Hello after a long blog break. My private practice has became nicely popular, which leaves very little time for everything else. Which is of course very good, although it doesn't leave much time for fun.
Anyway, while I was diligently working, there has been progress in the matter of computerised testing.
The iPad version of WAIS-IV, WISC-IV, CVLT and D-KEFS is getting very much closer, with Australian trials about to start. More about this a bit later.
Schuhfried Australia, another provider of computer-based neuropsychological tools, are working on translating their multiple references into English and have new manuals (currently available on request from John Ferguson, Schuhfried representative for Australia - firstname.lastname@example.org, soon to be on their updated website).
There is also a small number of testing software available for a loan to clinicians for month of two to gain feedback on clinicians' experience and for research purposes. Schuhfried is also interested in getting universities to do some research on their software.
This is an good development: the Schuhfried software appears very convenient to use and much superior to our current instruments in areas such attention, information processing, or cognitive assessment related to fitness to drive. At least as much as one can judge by having a look at the software and its description.
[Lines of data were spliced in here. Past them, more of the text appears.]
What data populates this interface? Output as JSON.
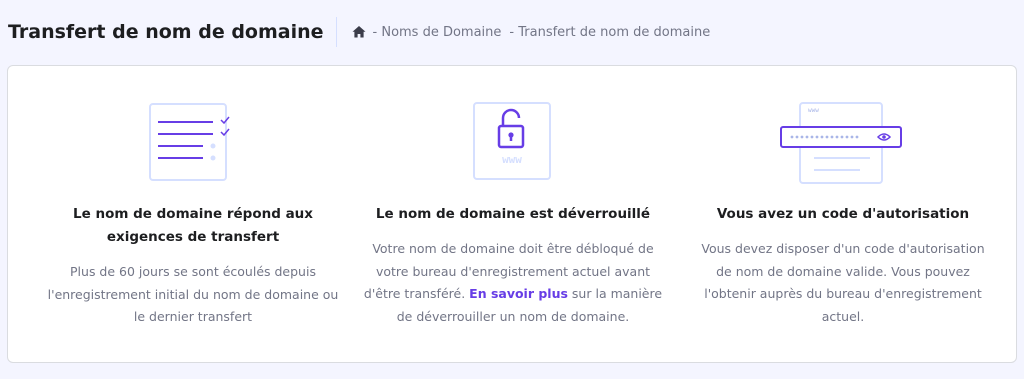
{
  "header": {
    "title": "Transfert de nom de domaine",
    "breadcrumb": [
      "- Noms de Domaine",
      "- Transfert de nom de domaine"
    ]
  },
  "steps": [
    {
      "icon": "checklist-icon",
      "title": "Le nom de domaine répond aux exigences de transfert",
      "description": "Plus de 60 jours se sont écoulés depuis l'enregistrement initial du nom de domaine ou le dernier transfert"
    },
    {
      "icon": "unlocked-padlock-icon",
      "icon_text": "www",
      "title": "Le nom de domaine est déverrouillé",
      "description_before": "Votre nom de domaine doit être débloqué de votre bureau d'enregistrement actuel avant d'être transféré.",
      "link_label": "En savoir plus",
      "description_after": "sur la manière de déverrouiller un nom de domaine."
    },
    {
      "icon": "auth-code-browser-icon",
      "icon_text": "www",
      "title": "Vous avez un code d'autorisation",
      "description": "Vous devez disposer d'un code d'autorisation de nom de domaine valide. Vous pouvez l'obtenir auprès du bureau d'enregistrement actuel."
    }
  ],
  "colors": {
    "accent": "#673de6",
    "light_accent": "#d5dfff",
    "title": "#1d1e20",
    "text_muted": "#727586"
  }
}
It appears that soon we will also be able to read some research on this.